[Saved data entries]
# # # #
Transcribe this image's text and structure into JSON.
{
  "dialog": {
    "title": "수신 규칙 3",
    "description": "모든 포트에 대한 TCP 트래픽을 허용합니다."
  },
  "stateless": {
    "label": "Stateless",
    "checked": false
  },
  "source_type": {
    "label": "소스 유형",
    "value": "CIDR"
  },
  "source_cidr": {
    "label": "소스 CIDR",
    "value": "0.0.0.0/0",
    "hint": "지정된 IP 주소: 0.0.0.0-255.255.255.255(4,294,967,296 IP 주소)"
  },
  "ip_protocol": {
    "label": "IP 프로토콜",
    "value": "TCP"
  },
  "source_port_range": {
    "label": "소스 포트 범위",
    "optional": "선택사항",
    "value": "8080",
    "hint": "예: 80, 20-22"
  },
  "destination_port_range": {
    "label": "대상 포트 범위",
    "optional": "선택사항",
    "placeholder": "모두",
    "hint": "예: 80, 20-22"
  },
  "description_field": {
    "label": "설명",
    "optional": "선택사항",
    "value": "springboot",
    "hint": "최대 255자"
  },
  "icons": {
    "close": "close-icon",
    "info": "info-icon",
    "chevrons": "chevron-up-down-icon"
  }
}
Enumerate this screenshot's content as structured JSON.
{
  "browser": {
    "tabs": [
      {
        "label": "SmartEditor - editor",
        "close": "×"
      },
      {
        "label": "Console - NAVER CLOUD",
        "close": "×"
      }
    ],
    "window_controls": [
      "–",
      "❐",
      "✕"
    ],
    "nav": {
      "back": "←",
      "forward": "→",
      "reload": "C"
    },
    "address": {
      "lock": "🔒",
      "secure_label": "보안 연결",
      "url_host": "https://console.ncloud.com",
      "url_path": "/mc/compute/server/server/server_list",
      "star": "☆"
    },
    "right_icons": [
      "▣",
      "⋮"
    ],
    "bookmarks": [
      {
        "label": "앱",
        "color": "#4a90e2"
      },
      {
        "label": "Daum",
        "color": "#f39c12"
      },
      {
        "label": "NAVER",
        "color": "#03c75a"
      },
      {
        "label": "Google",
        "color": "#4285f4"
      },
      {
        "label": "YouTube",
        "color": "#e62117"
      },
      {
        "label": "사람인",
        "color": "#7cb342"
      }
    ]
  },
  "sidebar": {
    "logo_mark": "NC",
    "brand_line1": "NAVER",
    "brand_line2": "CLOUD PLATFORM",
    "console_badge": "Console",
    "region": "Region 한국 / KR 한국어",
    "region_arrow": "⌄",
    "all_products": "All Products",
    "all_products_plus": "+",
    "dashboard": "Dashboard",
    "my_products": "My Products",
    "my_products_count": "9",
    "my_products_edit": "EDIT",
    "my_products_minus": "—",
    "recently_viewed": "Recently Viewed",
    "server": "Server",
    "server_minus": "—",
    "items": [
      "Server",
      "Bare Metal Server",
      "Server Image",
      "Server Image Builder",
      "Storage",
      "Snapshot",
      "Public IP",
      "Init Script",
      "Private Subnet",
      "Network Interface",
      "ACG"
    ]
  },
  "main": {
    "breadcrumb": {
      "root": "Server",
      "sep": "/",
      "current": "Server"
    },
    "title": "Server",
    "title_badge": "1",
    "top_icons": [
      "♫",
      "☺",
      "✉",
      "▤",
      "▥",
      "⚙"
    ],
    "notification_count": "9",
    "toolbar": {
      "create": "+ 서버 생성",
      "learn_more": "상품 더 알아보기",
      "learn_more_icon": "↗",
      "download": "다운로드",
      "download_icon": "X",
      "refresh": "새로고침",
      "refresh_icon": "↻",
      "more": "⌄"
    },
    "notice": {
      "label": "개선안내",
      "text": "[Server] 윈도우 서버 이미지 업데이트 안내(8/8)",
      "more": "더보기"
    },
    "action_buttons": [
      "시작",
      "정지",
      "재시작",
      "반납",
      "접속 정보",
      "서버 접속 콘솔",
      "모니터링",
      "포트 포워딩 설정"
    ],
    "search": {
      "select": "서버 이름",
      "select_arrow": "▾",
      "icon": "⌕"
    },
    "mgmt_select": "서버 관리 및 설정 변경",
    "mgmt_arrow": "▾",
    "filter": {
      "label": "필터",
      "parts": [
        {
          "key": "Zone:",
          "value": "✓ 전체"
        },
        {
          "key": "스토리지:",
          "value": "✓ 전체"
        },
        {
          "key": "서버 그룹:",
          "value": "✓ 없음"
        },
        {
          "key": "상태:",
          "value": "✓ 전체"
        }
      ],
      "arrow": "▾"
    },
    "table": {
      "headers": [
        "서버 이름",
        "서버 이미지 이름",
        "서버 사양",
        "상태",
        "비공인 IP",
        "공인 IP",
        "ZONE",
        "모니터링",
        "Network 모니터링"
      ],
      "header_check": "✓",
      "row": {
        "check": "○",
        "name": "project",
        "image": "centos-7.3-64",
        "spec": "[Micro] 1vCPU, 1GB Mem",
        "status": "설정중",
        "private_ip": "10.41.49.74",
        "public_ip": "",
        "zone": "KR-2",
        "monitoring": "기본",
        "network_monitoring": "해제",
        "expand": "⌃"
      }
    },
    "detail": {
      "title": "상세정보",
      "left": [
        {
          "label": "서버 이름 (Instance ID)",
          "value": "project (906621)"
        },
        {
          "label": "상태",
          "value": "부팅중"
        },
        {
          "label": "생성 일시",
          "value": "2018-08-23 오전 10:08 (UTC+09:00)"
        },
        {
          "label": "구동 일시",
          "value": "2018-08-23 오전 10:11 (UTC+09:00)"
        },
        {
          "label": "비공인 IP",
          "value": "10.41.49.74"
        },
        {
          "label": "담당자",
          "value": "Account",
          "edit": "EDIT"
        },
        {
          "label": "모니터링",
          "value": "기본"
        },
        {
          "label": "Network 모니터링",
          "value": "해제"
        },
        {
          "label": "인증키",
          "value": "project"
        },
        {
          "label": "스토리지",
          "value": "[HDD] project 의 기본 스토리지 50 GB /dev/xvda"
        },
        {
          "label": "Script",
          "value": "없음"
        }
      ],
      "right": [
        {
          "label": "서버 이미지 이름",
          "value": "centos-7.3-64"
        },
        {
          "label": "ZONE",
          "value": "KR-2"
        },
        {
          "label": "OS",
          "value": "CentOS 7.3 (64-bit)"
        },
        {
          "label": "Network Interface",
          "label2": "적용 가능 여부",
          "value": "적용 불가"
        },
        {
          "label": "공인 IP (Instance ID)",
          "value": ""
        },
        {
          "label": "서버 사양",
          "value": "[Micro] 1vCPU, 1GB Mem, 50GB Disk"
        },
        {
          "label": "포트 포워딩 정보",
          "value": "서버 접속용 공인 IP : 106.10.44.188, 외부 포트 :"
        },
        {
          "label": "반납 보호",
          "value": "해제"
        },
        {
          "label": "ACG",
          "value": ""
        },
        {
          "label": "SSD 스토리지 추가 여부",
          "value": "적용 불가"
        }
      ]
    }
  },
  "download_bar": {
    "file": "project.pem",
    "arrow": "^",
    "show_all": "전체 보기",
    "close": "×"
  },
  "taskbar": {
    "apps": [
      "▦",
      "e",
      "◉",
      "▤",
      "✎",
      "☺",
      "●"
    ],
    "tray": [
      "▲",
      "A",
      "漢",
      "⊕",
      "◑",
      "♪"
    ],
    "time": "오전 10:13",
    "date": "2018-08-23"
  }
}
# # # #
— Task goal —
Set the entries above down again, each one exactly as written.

— Task output —
Transcribe this image's text and structure into JSON.
{
  "dialog": {
    "title": "수신 규칙 3",
    "description": "모든 포트에 대한 TCP 트래픽을 허용합니다."
  },
  "stateless": {
    "label": "Stateless",
    "checked": false
  },
  "source_type": {
    "label": "소스 유형",
    "value": "CIDR"
  },
  "source_cidr": {
    "label": "소스 CIDR",
    "value": "0.0.0.0/0",
    "hint": "지정된 IP 주소: 0.0.0.0-255.255.255.255(4,294,967,296 IP 주소)"
  },
  "ip_protocol": {
    "label": "IP 프로토콜",
    "value": "TCP"
  },
  "source_port_range": {
    "label": "소스 포트 범위",
    "optional": "선택사항",
    "value": "8080",
    "hint": "예: 80, 20-22"
  },
  "destination_port_range": {
    "label": "대상 포트 범위",
    "optional": "선택사항",
    "placeholder": "모두",
    "hint": "예: 80, 20-22"
  },
  "description_field": {
    "label": "설명",
    "optional": "선택사항",
    "value": "springboot",
    "hint": "최대 255자"
  },
  "icons": {
    "close": "close-icon",
    "info": "info-icon",
    "chevrons": "chevron-up-down-icon"
  }
}
Enumerate this screenshot's content as structured JSON.
{
  "browser": {
    "tabs": [
      {
        "label": "SmartEditor - editor",
        "close": "×"
      },
      {
        "label": "Console - NAVER CLOUD",
        "close": "×"
      }
    ],
    "window_controls": [
      "–",
      "❐",
      "✕"
    ],
    "nav": {
      "back": "←",
      "forward": "→",
      "reload": "C"
    },
    "address": {
      "lock": "🔒",
      "secure_label": "보안 연결",
      "url_host": "https://console.ncloud.com",
      "url_path": "/mc/compute/server/server/server_list",
      "star": "☆"
    },
    "right_icons": [
      "▣",
      "⋮"
    ],
    "bookmarks": [
      {
        "label": "앱",
        "color": "#4a90e2"
      },
      {
        "label": "Daum",
        "color": "#f39c12"
      },
      {
        "label": "NAVER",
        "color": "#03c75a"
      },
      {
        "label": "Google",
        "color": "#4285f4"
      },
      {
        "label": "YouTube",
        "color": "#e62117"
      },
      {
        "label": "사람인",
        "color": "#7cb342"
      }
    ]
  },
  "sidebar": {
    "logo_mark": "NC",
    "brand_line1": "NAVER",
    "brand_line2": "CLOUD PLATFORM",
    "console_badge": "Console",
    "region": "Region 한국 / KR 한국어",
    "region_arrow": "⌄",
    "all_products": "All Products",
    "all_products_plus": "+",
    "dashboard": "Dashboard",
    "my_products": "My Products",
    "my_products_count": "9",
    "my_products_edit": "EDIT",
    "my_products_minus": "—",
    "recently_viewed": "Recently Viewed",
    "server": "Server",
    "server_minus": "—",
    "items": [
      "Server",
      "Bare Metal Server",
      "Server Image",
      "Server Image Builder",
      "Storage",
      "Snapshot",
      "Public IP",
      "Init Script",
      "Private Subnet",
      "Network Interface",
      "ACG"
    ]
  },
  "main": {
    "breadcrumb": {
      "root": "Server",
      "sep": "/",
      "current": "Server"
    },
    "title": "Server",
    "title_badge": "1",
    "top_icons": [
      "♫",
      "☺",
      "✉",
      "▤",
      "▥",
      "⚙"
    ],
    "notification_count": "9",
    "toolbar": {
      "create": "+ 서버 생성",
      "learn_more": "상품 더 알아보기",
      "learn_more_icon": "↗",
      "download": "다운로드",
      "download_icon": "X",
      "refresh": "새로고침",
      "refresh_icon": "↻",
      "more": "⌄"
    },
    "notice": {
      "label": "개선안내",
      "text": "[Server] 윈도우 서버 이미지 업데이트 안내(8/8)",
      "more": "더보기"
    },
    "action_buttons": [
      "시작",
      "정지",
      "재시작",
      "반납",
      "접속 정보",
      "서버 접속 콘솔",
      "모니터링",
      "포트 포워딩 설정"
    ],
    "search": {
      "select": "서버 이름",
      "select_arrow": "▾",
      "icon": "⌕"
    },
    "mgmt_select": "서버 관리 및 설정 변경",
    "mgmt_arrow": "▾",
    "filter": {
      "label": "필터",
      "parts": [
        {
          "key": "Zone:",
          "value": "✓ 전체"
        },
        {
          "key": "스토리지:",
          "value": "✓ 전체"
        },
        {
          "key": "서버 그룹:",
          "value": "✓ 없음"
        },
        {
          "key": "상태:",
          "value": "✓ 전체"
        }
      ],
      "arrow": "▾"
    },
    "table": {
      "headers": [
        "서버 이름",
        "서버 이미지 이름",
        "서버 사양",
        "상태",
        "비공인 IP",
        "공인 IP",
        "ZONE",
        "모니터링",
        "Network 모니터링"
      ],
      "header_check": "✓",
      "row": {
        "check": "○",
        "name": "project",
        "image": "centos-7.3-64",
        "spec": "[Micro] 1vCPU, 1GB Mem",
        "status": "설정중",
        "private_ip": "10.41.49.74",
        "public_ip": "",
        "zone": "KR-2",
        "monitoring": "기본",
        "network_monitoring": "해제",
        "expand": "⌃"
      }
    },
    "detail": {
      "title": "상세정보",
      "left": [
        {
          "label": "서버 이름 (Instance ID)",
          "value": "project (906621)"
        },
        {
          "label": "상태",
          "value": "부팅중"
        },
        {
          "label": "생성 일시",
          "value": "2018-08-23 오전 10:08 (UTC+09:00)"
        },
        {
          "label": "구동 일시",
          "value": "2018-08-23 오전 10:11 (UTC+09:00)"
        },
        {
          "label": "비공인 IP",
          "value": "10.41.49.74"
        },
        {
          "label": "담당자",
          "value": "Account",
          "edit": "EDIT"
        },
        {
          "label": "모니터링",
          "value": "기본"
        },
        {
          "label": "Network 모니터링",
          "value": "해제"
        },
        {
          "label": "인증키",
          "value": "project"
        },
        {
          "label": "스토리지",
          "value": "[HDD] project 의 기본 스토리지 50 GB /dev/xvda"
        },
        {
          "label": "Script",
          "value": "없음"
        }
      ],
      "right": [
        {
          "label": "서버 이미지 이름",
          "value": "centos-7.3-64"
        },
        {
          "label": "ZONE",
          "value": "KR-2"
        },
        {
          "label": "OS",
          "value": "CentOS 7.3 (64-bit)"
        },
        {
          "label": "Network Interface",
          "label2": "적용 가능 여부",
          "value": "적용 불가"
        },
        {
          "label": "공인 IP (Instance ID)",
          "value": ""
        },
        {
          "label": "서버 사양",
          "value": "[Micro] 1vCPU, 1GB Mem, 50GB Disk"
        },
        {
          "label": "포트 포워딩 정보",
          "value": "서버 접속용 공인 IP : 106.10.44.188, 외부 포트 :"
        },
        {
          "label": "반납 보호",
          "value": "해제"
        },
        {
          "label": "ACG",
          "value": ""
        },
        {
          "label": "SSD 스토리지 추가 여부",
          "value": "적용 불가"
        }
      ]
    }
  },
  "download_bar": {
    "file": "project.pem",
    "arrow": "^",
    "show_all": "전체 보기",
    "close": "×"
  },
  "taskbar": {
    "apps": [
      "▦",
      "e",
      "◉",
      "▤",
      "✎",
      "☺",
      "●"
    ],
    "tray": [
      "▲",
      "A",
      "漢",
      "⊕",
      "◑",
      "♪"
    ],
    "time": "오전 10:13",
    "date": "2018-08-23"
  }
}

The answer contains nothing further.